• WORK ITEM
The word "Jingmei" marks the lines to keep; find each one in the data and copy it.

[Element data from apps and pages]
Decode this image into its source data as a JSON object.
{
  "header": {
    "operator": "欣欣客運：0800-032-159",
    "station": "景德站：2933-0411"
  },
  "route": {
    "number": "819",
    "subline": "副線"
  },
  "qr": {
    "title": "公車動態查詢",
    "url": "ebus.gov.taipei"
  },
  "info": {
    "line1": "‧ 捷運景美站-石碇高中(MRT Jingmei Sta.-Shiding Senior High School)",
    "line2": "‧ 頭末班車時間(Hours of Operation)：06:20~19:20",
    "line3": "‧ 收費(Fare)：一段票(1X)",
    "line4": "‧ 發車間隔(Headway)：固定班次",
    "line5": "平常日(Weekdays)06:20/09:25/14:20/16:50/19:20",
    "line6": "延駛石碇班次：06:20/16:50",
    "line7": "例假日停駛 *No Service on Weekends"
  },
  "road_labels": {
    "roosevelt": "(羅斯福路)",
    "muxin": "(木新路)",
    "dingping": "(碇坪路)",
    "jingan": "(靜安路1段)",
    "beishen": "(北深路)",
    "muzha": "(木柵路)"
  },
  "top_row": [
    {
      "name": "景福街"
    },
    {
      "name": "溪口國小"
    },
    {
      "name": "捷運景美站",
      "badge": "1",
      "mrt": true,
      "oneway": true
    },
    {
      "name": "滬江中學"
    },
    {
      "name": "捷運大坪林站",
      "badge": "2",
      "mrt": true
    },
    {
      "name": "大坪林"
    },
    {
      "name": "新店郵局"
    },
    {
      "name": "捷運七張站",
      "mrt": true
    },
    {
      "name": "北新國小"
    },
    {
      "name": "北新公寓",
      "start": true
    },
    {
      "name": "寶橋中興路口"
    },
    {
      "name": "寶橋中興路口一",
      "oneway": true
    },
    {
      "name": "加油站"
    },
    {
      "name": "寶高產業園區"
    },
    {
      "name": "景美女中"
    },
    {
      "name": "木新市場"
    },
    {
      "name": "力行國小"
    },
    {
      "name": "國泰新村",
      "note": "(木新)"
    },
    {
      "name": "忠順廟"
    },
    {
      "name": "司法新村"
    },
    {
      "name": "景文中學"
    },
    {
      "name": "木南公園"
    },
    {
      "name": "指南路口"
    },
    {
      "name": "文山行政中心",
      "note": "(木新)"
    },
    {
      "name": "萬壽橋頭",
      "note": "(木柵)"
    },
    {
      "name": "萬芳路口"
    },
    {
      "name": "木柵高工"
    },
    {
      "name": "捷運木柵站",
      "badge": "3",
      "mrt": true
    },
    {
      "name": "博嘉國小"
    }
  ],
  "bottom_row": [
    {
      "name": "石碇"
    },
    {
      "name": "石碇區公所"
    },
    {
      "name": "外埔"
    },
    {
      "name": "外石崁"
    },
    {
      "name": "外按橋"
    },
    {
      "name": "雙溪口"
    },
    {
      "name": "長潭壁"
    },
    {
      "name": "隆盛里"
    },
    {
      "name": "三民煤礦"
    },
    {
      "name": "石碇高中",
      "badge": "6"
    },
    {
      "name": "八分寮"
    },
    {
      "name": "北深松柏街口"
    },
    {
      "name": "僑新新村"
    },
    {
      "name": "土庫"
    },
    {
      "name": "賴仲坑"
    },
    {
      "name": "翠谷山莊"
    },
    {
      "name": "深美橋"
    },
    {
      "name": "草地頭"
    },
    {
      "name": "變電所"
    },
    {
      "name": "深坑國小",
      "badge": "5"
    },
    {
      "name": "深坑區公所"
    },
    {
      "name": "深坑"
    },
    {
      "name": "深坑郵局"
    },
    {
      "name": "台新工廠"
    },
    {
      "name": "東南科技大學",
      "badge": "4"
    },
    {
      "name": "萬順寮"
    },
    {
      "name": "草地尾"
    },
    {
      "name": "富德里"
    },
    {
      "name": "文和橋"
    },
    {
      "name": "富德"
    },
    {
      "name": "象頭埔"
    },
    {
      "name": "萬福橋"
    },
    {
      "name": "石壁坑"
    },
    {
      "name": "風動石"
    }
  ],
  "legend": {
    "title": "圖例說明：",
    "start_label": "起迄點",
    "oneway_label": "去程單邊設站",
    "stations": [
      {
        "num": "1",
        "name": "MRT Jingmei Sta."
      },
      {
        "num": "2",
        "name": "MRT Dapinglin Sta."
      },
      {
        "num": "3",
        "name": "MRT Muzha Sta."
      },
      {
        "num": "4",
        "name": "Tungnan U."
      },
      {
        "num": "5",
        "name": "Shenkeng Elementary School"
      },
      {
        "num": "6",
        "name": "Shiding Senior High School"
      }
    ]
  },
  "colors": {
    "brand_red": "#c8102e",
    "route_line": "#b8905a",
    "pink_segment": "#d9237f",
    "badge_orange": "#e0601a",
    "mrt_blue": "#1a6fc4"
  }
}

• OUTPUT FOR THIS TASK
    "line1": "‧ 捷運景美站-石碇高中(MRT Jingmei Sta.-Shiding Senior High School)",
        "name": "MRT Jingmei Sta."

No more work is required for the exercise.